The Abbott government has promised to eliminate some of the most prominent Labor-era policies. The carbon tax is all but certain to be eliminated. The mining tax is likely to go as well. One of the first acts of the new government was to shut down a few new bodies that had been developed under Labor—the ‘independent’ advisory, the Climate Commission, for example.

These moves are welcome. But Labor was busier than the Coalition’s repeal agenda suggests. There are many government institutions which were founded or empowered during their time in government. The bodies matter because they provide the institutional support for big government years down the track. They hand out research grants, run public campaigns, and lobby governments for new laws, taxes and regulations.

One of the most egregious is the Australian National Preventative Health Agency—explicitly set up as the machinery of the Nanny State, with a $57 million budget to ‘drive the national capacity for change and innovation around preventive health policies and programs.’ In practice this has meant advocacy for Nanny State taxes and restrictions.

Such institutions are designed to lay the groundwork for legislative change and to create a sense of inevitability for liberty-reducing measures. Another obvious one is the Australian Human Rights Commission, which was empowered during the Labor years. These bodies may seem like small-fry—they are tiny constituent parts of a bloated government—but leaving bodies like ANPHA and AHRC intact has the potential to do lasting legislative damage to individual liberty, rights and responsibility.

Finally, the last six years have critically damaged Australia’s fiscal position.

Wayne Swan often claimed that ‘if we are going to be Keynesians in the downturn, we have to be Keynesians on the way up again.’

Yet Swan presided over a raft of new spending measures which push the surplus further out: for example, the National Disability Insurance Scheme, and the Gonski education funding. Having failed to compensate by cutting in other areas of government, these policies promise to be a further fiscal drag on the budget.

Will the Abbott government be able to right the ship of state? Hopefully. But the Coalition has unfortunately committed to a similar welfare expansion in its lavish paid parental leave scheme.

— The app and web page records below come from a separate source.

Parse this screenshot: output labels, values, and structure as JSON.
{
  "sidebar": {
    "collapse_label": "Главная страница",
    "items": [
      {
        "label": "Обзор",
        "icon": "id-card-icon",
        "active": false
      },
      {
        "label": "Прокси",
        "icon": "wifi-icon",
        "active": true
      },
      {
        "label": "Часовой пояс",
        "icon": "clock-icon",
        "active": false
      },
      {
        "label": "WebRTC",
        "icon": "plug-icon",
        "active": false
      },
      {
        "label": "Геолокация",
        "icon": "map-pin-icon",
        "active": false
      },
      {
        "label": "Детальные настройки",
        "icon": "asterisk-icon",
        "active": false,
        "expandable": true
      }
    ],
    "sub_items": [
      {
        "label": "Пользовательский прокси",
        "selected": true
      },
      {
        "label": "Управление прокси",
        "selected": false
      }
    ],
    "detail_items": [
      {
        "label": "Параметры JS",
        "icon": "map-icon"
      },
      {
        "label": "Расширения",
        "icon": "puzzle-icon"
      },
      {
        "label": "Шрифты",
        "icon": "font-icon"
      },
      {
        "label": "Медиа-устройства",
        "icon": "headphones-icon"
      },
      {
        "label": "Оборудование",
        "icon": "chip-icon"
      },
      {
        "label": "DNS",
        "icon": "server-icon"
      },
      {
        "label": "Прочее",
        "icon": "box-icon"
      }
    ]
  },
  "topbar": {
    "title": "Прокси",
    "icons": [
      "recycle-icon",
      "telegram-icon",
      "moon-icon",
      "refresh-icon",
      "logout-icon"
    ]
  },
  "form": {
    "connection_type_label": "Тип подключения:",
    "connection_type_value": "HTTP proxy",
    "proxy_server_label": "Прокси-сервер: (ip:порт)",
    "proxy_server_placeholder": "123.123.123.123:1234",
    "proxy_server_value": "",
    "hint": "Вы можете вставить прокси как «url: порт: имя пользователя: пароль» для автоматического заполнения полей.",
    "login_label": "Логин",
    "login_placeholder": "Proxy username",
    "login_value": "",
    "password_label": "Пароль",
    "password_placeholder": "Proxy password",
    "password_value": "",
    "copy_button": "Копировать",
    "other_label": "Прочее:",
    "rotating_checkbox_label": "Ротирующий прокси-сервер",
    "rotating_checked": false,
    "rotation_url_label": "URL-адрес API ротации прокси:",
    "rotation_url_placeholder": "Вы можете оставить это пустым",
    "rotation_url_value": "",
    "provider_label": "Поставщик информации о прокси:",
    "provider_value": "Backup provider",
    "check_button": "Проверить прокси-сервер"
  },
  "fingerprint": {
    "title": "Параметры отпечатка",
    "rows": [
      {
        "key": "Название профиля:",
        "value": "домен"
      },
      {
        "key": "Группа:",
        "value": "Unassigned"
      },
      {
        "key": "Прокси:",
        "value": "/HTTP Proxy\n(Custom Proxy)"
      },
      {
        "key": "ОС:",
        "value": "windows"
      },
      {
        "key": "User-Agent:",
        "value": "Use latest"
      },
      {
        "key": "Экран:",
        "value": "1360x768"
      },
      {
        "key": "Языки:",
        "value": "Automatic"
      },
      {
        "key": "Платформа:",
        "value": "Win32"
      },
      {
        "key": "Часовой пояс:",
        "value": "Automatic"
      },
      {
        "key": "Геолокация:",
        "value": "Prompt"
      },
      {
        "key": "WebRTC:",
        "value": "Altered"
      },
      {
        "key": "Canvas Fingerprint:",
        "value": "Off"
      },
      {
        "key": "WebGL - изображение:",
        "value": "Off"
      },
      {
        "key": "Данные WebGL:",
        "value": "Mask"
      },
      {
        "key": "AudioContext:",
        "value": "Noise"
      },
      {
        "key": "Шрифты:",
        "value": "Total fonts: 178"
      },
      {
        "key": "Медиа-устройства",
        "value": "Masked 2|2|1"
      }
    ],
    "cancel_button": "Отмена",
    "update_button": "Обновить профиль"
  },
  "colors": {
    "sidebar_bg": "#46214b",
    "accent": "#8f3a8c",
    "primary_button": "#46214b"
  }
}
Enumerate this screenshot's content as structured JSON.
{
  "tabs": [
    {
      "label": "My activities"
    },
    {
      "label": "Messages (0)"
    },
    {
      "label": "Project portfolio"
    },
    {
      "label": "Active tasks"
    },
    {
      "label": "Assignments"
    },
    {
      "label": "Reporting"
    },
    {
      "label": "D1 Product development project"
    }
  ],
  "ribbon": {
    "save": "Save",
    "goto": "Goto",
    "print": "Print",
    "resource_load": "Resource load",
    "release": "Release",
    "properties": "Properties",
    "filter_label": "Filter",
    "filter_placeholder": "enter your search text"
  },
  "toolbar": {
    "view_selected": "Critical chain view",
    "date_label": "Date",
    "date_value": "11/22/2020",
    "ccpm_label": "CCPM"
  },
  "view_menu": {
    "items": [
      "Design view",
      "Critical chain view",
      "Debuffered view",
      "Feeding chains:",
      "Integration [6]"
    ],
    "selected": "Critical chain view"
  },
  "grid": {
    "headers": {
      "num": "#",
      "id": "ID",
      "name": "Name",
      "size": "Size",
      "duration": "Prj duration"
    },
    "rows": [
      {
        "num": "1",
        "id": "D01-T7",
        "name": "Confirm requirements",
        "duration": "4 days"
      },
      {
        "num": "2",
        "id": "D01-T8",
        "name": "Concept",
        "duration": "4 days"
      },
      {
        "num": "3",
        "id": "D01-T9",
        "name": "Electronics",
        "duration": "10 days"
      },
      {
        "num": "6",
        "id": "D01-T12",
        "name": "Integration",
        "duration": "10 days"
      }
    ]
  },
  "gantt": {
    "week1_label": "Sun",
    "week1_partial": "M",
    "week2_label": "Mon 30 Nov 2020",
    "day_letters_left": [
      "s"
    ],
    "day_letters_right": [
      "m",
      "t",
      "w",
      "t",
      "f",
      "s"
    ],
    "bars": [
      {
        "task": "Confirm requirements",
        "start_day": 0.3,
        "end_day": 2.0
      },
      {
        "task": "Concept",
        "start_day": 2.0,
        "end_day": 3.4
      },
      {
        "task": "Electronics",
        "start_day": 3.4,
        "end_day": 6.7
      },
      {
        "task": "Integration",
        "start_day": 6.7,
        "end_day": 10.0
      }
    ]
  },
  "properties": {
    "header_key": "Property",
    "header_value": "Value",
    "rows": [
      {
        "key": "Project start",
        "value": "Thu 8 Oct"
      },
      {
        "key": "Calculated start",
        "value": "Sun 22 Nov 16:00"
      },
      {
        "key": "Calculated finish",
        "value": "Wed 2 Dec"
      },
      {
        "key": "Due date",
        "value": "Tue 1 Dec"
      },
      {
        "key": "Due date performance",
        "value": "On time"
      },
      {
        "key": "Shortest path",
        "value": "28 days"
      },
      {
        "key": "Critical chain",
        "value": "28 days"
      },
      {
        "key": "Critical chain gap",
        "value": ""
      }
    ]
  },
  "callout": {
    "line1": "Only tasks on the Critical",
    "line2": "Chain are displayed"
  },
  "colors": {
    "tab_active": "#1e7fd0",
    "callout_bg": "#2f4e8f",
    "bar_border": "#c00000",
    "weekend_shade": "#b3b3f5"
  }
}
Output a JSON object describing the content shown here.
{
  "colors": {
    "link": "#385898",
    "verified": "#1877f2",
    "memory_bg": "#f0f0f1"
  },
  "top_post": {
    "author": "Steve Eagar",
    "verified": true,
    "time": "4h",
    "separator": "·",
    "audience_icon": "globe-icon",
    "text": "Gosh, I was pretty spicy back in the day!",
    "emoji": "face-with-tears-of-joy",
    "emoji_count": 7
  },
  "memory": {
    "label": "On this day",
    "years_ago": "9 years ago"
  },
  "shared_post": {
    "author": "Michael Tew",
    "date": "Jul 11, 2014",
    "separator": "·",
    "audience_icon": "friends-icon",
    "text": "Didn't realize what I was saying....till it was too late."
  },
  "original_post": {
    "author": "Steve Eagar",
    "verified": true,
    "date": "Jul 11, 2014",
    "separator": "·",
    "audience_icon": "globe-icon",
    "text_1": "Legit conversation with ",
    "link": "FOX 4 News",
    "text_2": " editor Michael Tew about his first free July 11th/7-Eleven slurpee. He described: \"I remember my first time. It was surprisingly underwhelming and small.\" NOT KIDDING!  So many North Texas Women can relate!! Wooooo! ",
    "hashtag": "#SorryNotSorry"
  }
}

Furthermore, the last few weeks of the election campaign featured frantic expectations management on when the Coalition would be able to bring the budget back into surplus. Where in early 2013 the now Treasurer Joe Hockey was promising a surplus in the first year of a Coalition government, during the campaign he was promising a surplus by the end of the decade. This is a serious problem.

The Nobel Laureate James M. Buchanan argued that budget deficits are a political trap. Governments face every incentive to spend more money than they earn, and no disincentives to pay down debt. If the Coalition doesn’t wrestle down the budget quickly and aggressively, it will face inevitable pressure to push the surplus further and further into the future.

Ultimately, the legacy of the rash decisions made by Kevin Rudd during the Global Financial Crisis and those made by Julia Gillard afterwards could be a long-term deterioration of the Commonwealth budget.

Labor’s supporters will analyse every personality clash and leadership soap-opera of the Rudd and Gillard governments for years.

But Labor’s problem wasn’t personalities. The party’s time in power was defined by philosophical aimlessness, a harmful relationship with the moribund union movement, and a crippling victim complex.

And if the institutional changes that Labor made during this time survive, its legacy will be far more important—growing the state and enveloping it further and further into to the lives of its citizens.

Support the IPA

If you liked what you read, consider supporting the IPA. We are entirely funded by individual supporters like you. You can become an IPA member and/or make a tax-deductible donation.